Jeff's Thoughts - February 16 , 2011

Threat? Opportunity? Irrelevant?

If you pay the least attention to business and economic news these days, there's one word that you cannot avoid:


Countless commentators have shared their prognostications about China's future. Some are convinced we are doomed to play second fiddle to the Chinese economy. Others see China as the next great opportunity, a huge market for American products and services.

The real danger? Seeing the whole issue of exports and the international economy as irrelevant to your bank. If you work with many local, smaller businesses, you may yawn and skip over these discussions in your newspaper because you don't think they have much impact on you and your customers.

When it comes to offering international banking services for your customers, even your smaller ones, there are two things you need to know:

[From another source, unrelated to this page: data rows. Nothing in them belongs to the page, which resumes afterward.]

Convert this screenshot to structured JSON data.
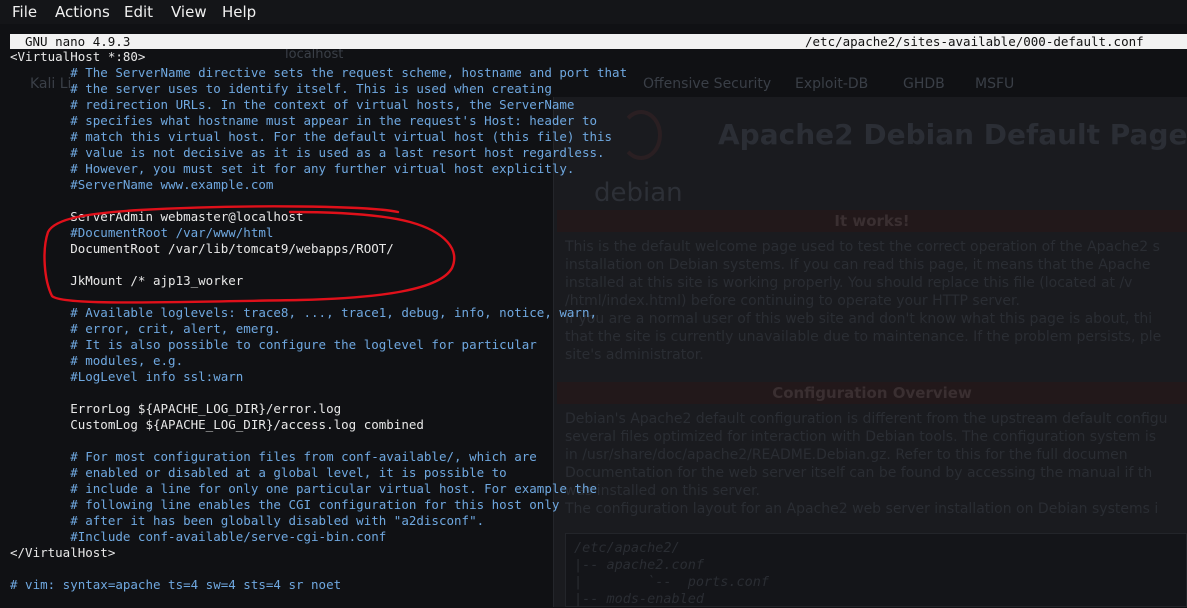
{
  "menu": [
    "File",
    "Actions",
    "Edit",
    "View",
    "Help"
  ],
  "nano": {
    "version": "GNU nano 4.9.3",
    "file_path": "/etc/apache2/sites-available/000-default.conf"
  },
  "colors": {
    "comment": "#6fa8e0",
    "text": "#e8e8e8",
    "annotation": "#e0101a",
    "background": "#101114"
  },
  "lines": [
    {
      "text": "<VirtualHost *:80>",
      "kind": "plain"
    },
    {
      "text": "        # The ServerName directive sets the request scheme, hostname and port that",
      "kind": "comment"
    },
    {
      "text": "        # the server uses to identify itself. This is used when creating",
      "kind": "comment"
    },
    {
      "text": "        # redirection URLs. In the context of virtual hosts, the ServerName",
      "kind": "comment"
    },
    {
      "text": "        # specifies what hostname must appear in the request's Host: header to",
      "kind": "comment"
    },
    {
      "text": "        # match this virtual host. For the default virtual host (this file) this",
      "kind": "comment"
    },
    {
      "text": "        # value is not decisive as it is used as a last resort host regardless.",
      "kind": "comment"
    },
    {
      "text": "        # However, you must set it for any further virtual host explicitly.",
      "kind": "comment"
    },
    {
      "text": "        #ServerName www.example.com",
      "kind": "comment"
    },
    {
      "text": "",
      "kind": "plain"
    },
    {
      "text": "        ServerAdmin webmaster@localhost",
      "kind": "plain"
    },
    {
      "text": "        #DocumentRoot /var/www/html",
      "kind": "comment"
    },
    {
      "text": "        DocumentRoot /var/lib/tomcat9/webapps/ROOT/",
      "kind": "plain"
    },
    {
      "text": "",
      "kind": "plain"
    },
    {
      "text": "        JkMount /* ajp13_worker",
      "kind": "plain"
    },
    {
      "text": "",
      "kind": "plain"
    },
    {
      "text": "        # Available loglevels: trace8, ..., trace1, debug, info, notice, warn,",
      "kind": "comment"
    },
    {
      "text": "        # error, crit, alert, emerg.",
      "kind": "comment"
    },
    {
      "text": "        # It is also possible to configure the loglevel for particular",
      "kind": "comment"
    },
    {
      "text": "        # modules, e.g.",
      "kind": "comment"
    },
    {
      "text": "        #LogLevel info ssl:warn",
      "kind": "comment"
    },
    {
      "text": "",
      "kind": "plain"
    },
    {
      "text": "        ErrorLog ${APACHE_LOG_DIR}/error.log",
      "kind": "plain"
    },
    {
      "text": "        CustomLog ${APACHE_LOG_DIR}/access.log combined",
      "kind": "plain"
    },
    {
      "text": "",
      "kind": "plain"
    },
    {
      "text": "        # For most configuration files from conf-available/, which are",
      "kind": "comment"
    },
    {
      "text": "        # enabled or disabled at a global level, it is possible to",
      "kind": "comment"
    },
    {
      "text": "        # include a line for only one particular virtual host. For example the",
      "kind": "comment"
    },
    {
      "text": "        # following line enables the CGI configuration for this host only",
      "kind": "comment"
    },
    {
      "text": "        # after it has been globally disabled with \"a2disconf\".",
      "kind": "comment"
    },
    {
      "text": "        #Include conf-available/serve-cgi-bin.conf",
      "kind": "comment"
    },
    {
      "text": "</VirtualHost>",
      "kind": "plain"
    },
    {
      "text": "",
      "kind": "plain"
    },
    {
      "text": "# vim: syntax=apache ts=4 sw=4 sts=4 sr noet",
      "kind": "comment"
    }
  ],
  "background_page": {
    "bookmarks": [
      "Kali Li",
      "Offensive Security",
      "Exploit-DB",
      "GHDB",
      "MSFU"
    ],
    "tab_label": "localhost",
    "heading": "Apache2 Debian Default Page",
    "logo_text": "debian",
    "section1": "It works!",
    "section2": "Configuration Overview",
    "para1": [
      "This is the default welcome page used to test the correct operation of the Apache2 s",
      "installation on Debian systems. If you can read this page, it means that the Apache",
      "installed at this site is working properly. You should replace this file (located at /v",
      "/html/index.html) before continuing to operate your HTTP server.",
      "If you are a normal user of this web site and don't know what this page is about, thi",
      "that the site is currently unavailable due to maintenance. If the problem persists, ple",
      "site's administrator."
    ],
    "para2": [
      "Debian's Apache2 default configuration is different from the upstream default configu",
      "several files optimized for interaction with Debian tools. The configuration system is",
      "in /usr/share/doc/apache2/README.Debian.gz. Refer to this for the full documen",
      "Documentation for the web server itself can be found by accessing the manual if th",
      "was installed on this server.",
      "The configuration layout for an Apache2 web server installation on Debian systems i"
    ],
    "code": [
      "/etc/apache2/",
      "|-- apache2.conf",
      "|        `--  ports.conf",
      "|-- mods-enabled"
    ]
  }
}
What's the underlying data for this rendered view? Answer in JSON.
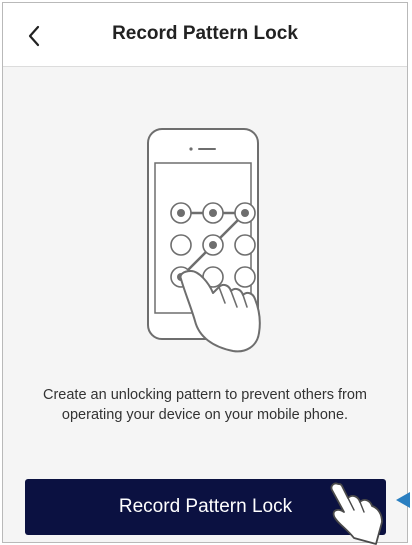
{
  "header": {
    "title": "Record Pattern Lock",
    "back_icon": "chevron-left-icon"
  },
  "illustration": {
    "icon": "phone-pattern-lock-illustration",
    "pattern_grid": "3x3",
    "selected_dots": [
      1,
      2,
      3,
      5,
      7
    ]
  },
  "description": "Create an unlocking pattern to prevent others from operating your device on your mobile phone.",
  "cta": {
    "label": "Record Pattern Lock"
  },
  "colors": {
    "button_bg": "#0b1141",
    "accent_arrow": "#2a7fc1"
  }
}
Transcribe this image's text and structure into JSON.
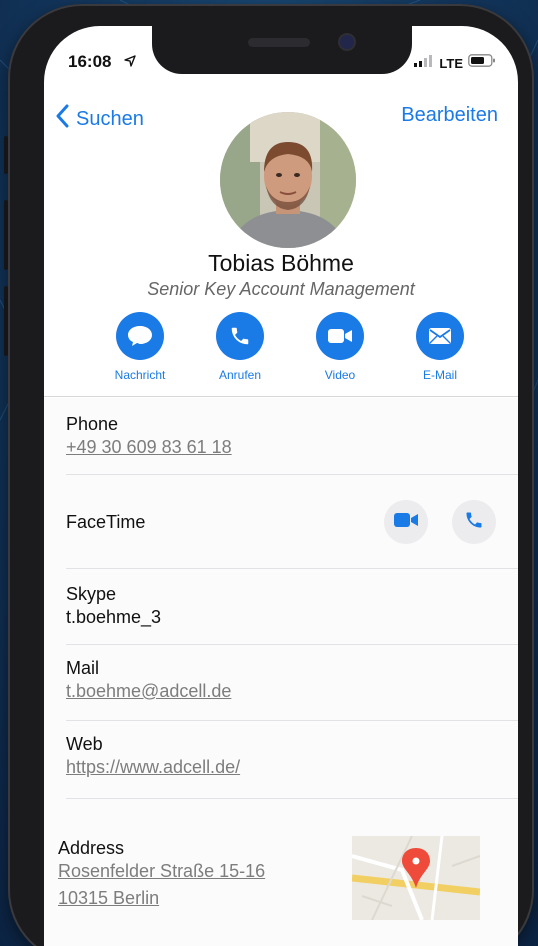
{
  "status": {
    "time": "16:08",
    "network": "LTE"
  },
  "nav": {
    "back_label": "Suchen",
    "edit_label": "Bearbeiten"
  },
  "contact": {
    "name": "Tobias Böhme",
    "title": "Senior Key Account Management"
  },
  "actions": [
    {
      "label": "Nachricht",
      "icon": "message-icon"
    },
    {
      "label": "Anrufen",
      "icon": "phone-icon"
    },
    {
      "label": "Video",
      "icon": "video-icon"
    },
    {
      "label": "E-Mail",
      "icon": "mail-icon"
    }
  ],
  "fields": {
    "phone": {
      "label": "Phone",
      "value": "+49 30 609 83 61 18"
    },
    "facetime": {
      "label": "FaceTime"
    },
    "skype": {
      "label": "Skype",
      "value": "t.boehme_3"
    },
    "mail": {
      "label": "Mail",
      "value": "t.boehme@adcell.de"
    },
    "web": {
      "label": "Web",
      "value": "https://www.adcell.de/"
    },
    "address": {
      "label": "Address",
      "line1": "Rosenfelder Straße 15-16",
      "line2": "10315 Berlin"
    }
  },
  "colors": {
    "accent": "#1a7ae6",
    "pin": "#ef4b3b"
  }
}
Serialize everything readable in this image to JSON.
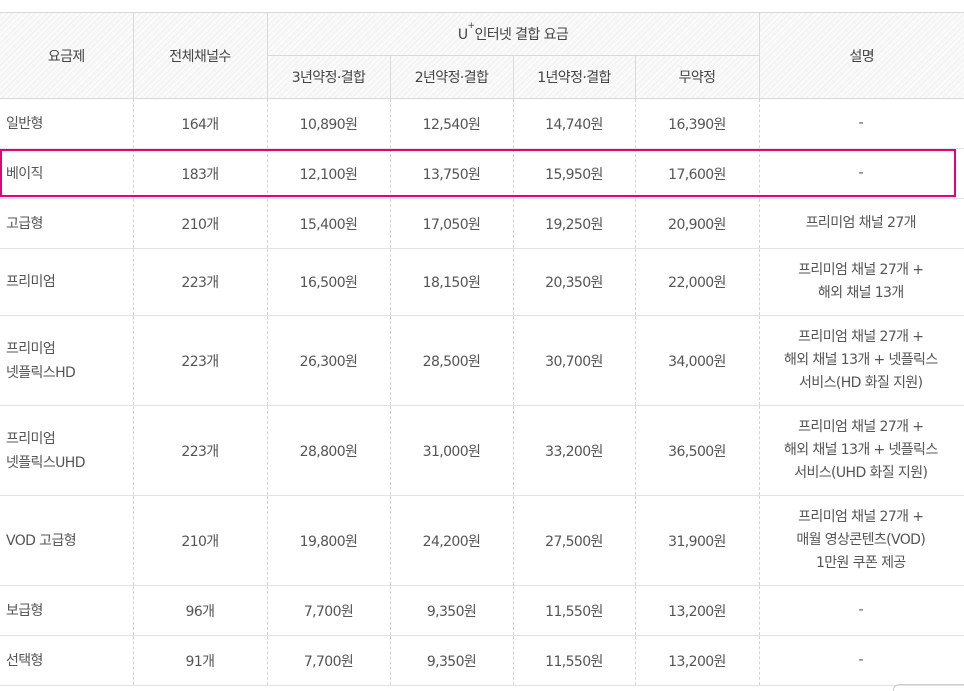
{
  "table": {
    "headers": {
      "plan": "요금제",
      "channels": "전체채널수",
      "group_u": "U",
      "group_plus": "+",
      "group_rest": "인터넷 결합 요금",
      "y3": "3년약정·결합",
      "y2": "2년약정·결합",
      "y1": "1년약정·결합",
      "none": "무약정",
      "desc": "설명"
    },
    "rows": [
      {
        "plan": [
          "일반형"
        ],
        "channels": "164개",
        "y3": "10,890원",
        "y2": "12,540원",
        "y1": "14,740원",
        "none": "16,390원",
        "desc": [
          "-"
        ]
      },
      {
        "plan": [
          "베이직"
        ],
        "channels": "183개",
        "y3": "12,100원",
        "y2": "13,750원",
        "y1": "15,950원",
        "none": "17,600원",
        "desc": [
          "-"
        ]
      },
      {
        "plan": [
          "고급형"
        ],
        "channels": "210개",
        "y3": "15,400원",
        "y2": "17,050원",
        "y1": "19,250원",
        "none": "20,900원",
        "desc": [
          "프리미엄 채널 27개"
        ]
      },
      {
        "plan": [
          "프리미엄"
        ],
        "channels": "223개",
        "y3": "16,500원",
        "y2": "18,150원",
        "y1": "20,350원",
        "none": "22,000원",
        "desc": [
          "프리미엄 채널 27개 +",
          "해외 채널 13개"
        ]
      },
      {
        "plan": [
          "프리미엄",
          "넷플릭스HD"
        ],
        "channels": "223개",
        "y3": "26,300원",
        "y2": "28,500원",
        "y1": "30,700원",
        "none": "34,000원",
        "desc": [
          "프리미엄 채널 27개 +",
          "해외 채널 13개 + 넷플릭스",
          "서비스(HD 화질 지원)"
        ]
      },
      {
        "plan": [
          "프리미엄",
          "넷플릭스UHD"
        ],
        "channels": "223개",
        "y3": "28,800원",
        "y2": "31,000원",
        "y1": "33,200원",
        "none": "36,500원",
        "desc": [
          "프리미엄 채널 27개 +",
          "해외 채널 13개 + 넷플릭스",
          "서비스(UHD 화질 지원)"
        ]
      },
      {
        "plan": [
          "VOD 고급형"
        ],
        "channels": "210개",
        "y3": "19,800원",
        "y2": "24,200원",
        "y1": "27,500원",
        "none": "31,900원",
        "desc": [
          "프리미엄 채널 27개 +",
          "매월 영상콘텐츠(VOD)",
          "1만원 쿠폰 제공"
        ]
      },
      {
        "plan": [
          "보급형"
        ],
        "channels": "96개",
        "y3": "7,700원",
        "y2": "9,350원",
        "y1": "11,550원",
        "none": "13,200원",
        "desc": [
          "-"
        ]
      },
      {
        "plan": [
          "선택형"
        ],
        "channels": "91개",
        "y3": "7,700원",
        "y2": "9,350원",
        "y1": "11,550원",
        "none": "13,200원",
        "desc": [
          "-"
        ]
      }
    ],
    "highlight_color": "#e6007e"
  }
}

  1. You can do it, and
  2. You should do it.

I don't have the space here to explain the how, but there are plenty of resources available to acquire the needed skills. And if you don't want to develop expertise in letters of credit and similar instruments in-house, you can work with other banks to bring these services to your customers.

Why should you offer international banking? Naturally, there are some opportunities for fee income there. But even if you merely break even on the international services you offer, the strengthening of your customer relationpships can be well worth your while.

Do you really have to tell your small-business customers, "We don't know how to work internationally, you will have to find someone else"? Why invite another bank to do this kind of business with your customer? The relatively small effort it takes to provide international services can amply repay you simply by retaining customers, removing the need for them to start working with another bank.

"But we serve small local businesses that are not going to export products internationally," you say? Look again! There are opportunities for small businesses in just about any size community, and you should be helping your customers find those opportunities.

After all, you might not think my own state of Minnesota is well positioned for export business. Far from either coast, we are thought of as "fly over land." We share a border with Canada, but it is a wilderness border, not an urban one.

Yet, having started my career in international banking, I can tell you from experience that some smart small businesses in this region have done well on the world market. I remember customers from smaller communities who made most of their revenue from international sales, and who came to the bigger banks to get services because their local community banks did not want to talk about it.

I could mention that, in part because of China's surging economy, export business from Minnesota increased nearly 20% last year, over the previous one. I could tell you about a company in Duluth that makes commercial and home kitchen cutting surfaces, a company that has found customers in 45 countries, even though it only has about 40 employees.

If you are not hearing about businesses in your market that are exporting now, or that could benefit from selling to international markets, it may be because those business owners assume that you do not provide international services.

Embrace international banking, and make sure your local market knows of your interest. The other side of the world is closer than you think, even for your small local business customers, and you should help them reach it.